▶ [Work to be completed]:
From the entries below, copy every line that holds the word "icon".

[Supplied records — start]

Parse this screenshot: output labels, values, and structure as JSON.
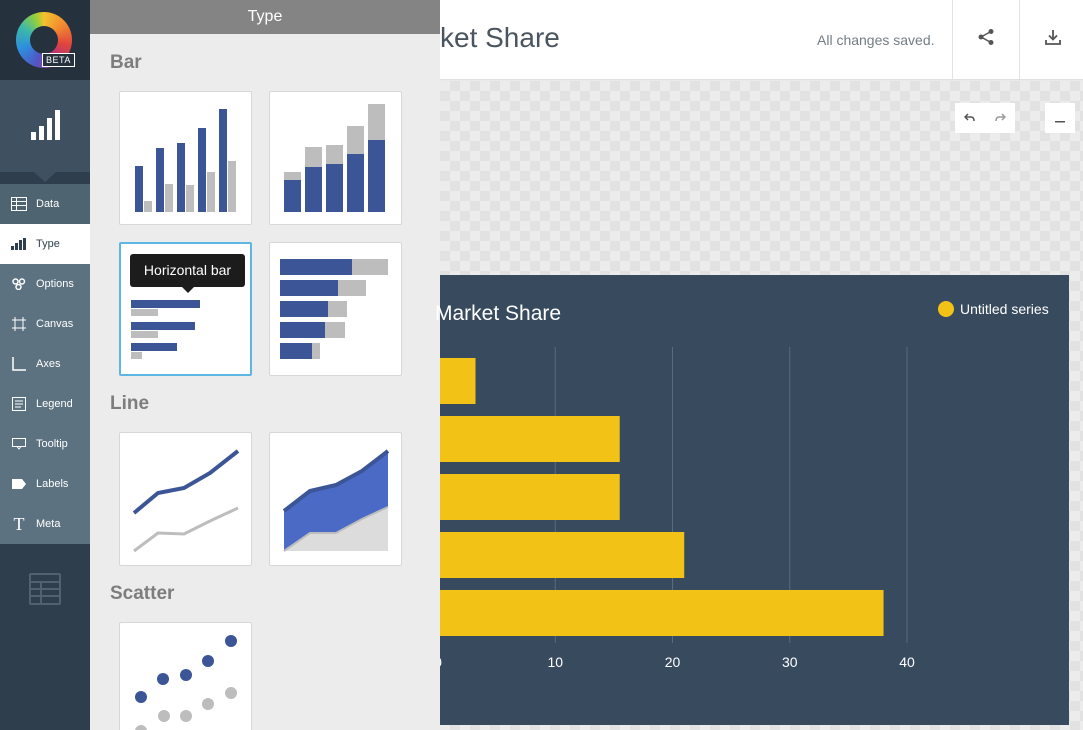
{
  "app": {
    "badge": "BETA"
  },
  "nav": {
    "items": [
      {
        "label": "Data",
        "icon": "table-icon"
      },
      {
        "label": "Type",
        "icon": "bar-chart-icon"
      },
      {
        "label": "Options",
        "icon": "options-icon"
      },
      {
        "label": "Canvas",
        "icon": "canvas-icon"
      },
      {
        "label": "Axes",
        "icon": "axes-icon"
      },
      {
        "label": "Legend",
        "icon": "legend-icon"
      },
      {
        "label": "Tooltip",
        "icon": "tooltip-icon"
      },
      {
        "label": "Labels",
        "icon": "label-icon"
      },
      {
        "label": "Meta",
        "icon": "text-icon"
      }
    ],
    "active": "Type"
  },
  "panel": {
    "title": "Type",
    "sections": {
      "bar": "Bar",
      "line": "Line",
      "scatter": "Scatter"
    },
    "tooltip": "Horizontal bar"
  },
  "topbar": {
    "title": "ket Share",
    "status": "All changes saved."
  },
  "colors": {
    "accent": "#f2c316",
    "chart_bg": "#374a5e",
    "blue": "#3b5597",
    "gray": "#bdbdbd",
    "selected": "#5eb6e3"
  },
  "chart_data": {
    "type": "bar",
    "orientation": "horizontal",
    "title": "Market Share",
    "series": [
      {
        "name": "Untitled series",
        "values": [
          3.2,
          15.5,
          15.5,
          21,
          38
        ]
      }
    ],
    "xticks": [
      "0",
      "10",
      "20",
      "30",
      "40"
    ],
    "xlim": [
      0,
      40
    ],
    "grid": true,
    "legend_position": "top-right"
  }
}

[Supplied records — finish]

▶ [Output of the exercise]:
        "icon": "table-icon"
        "icon": "bar-chart-icon"
        "icon": "options-icon"
        "icon": "canvas-icon"
        "icon": "axes-icon"
        "icon": "legend-icon"
        "icon": "tooltip-icon"
        "icon": "label-icon"
        "icon": "text-icon"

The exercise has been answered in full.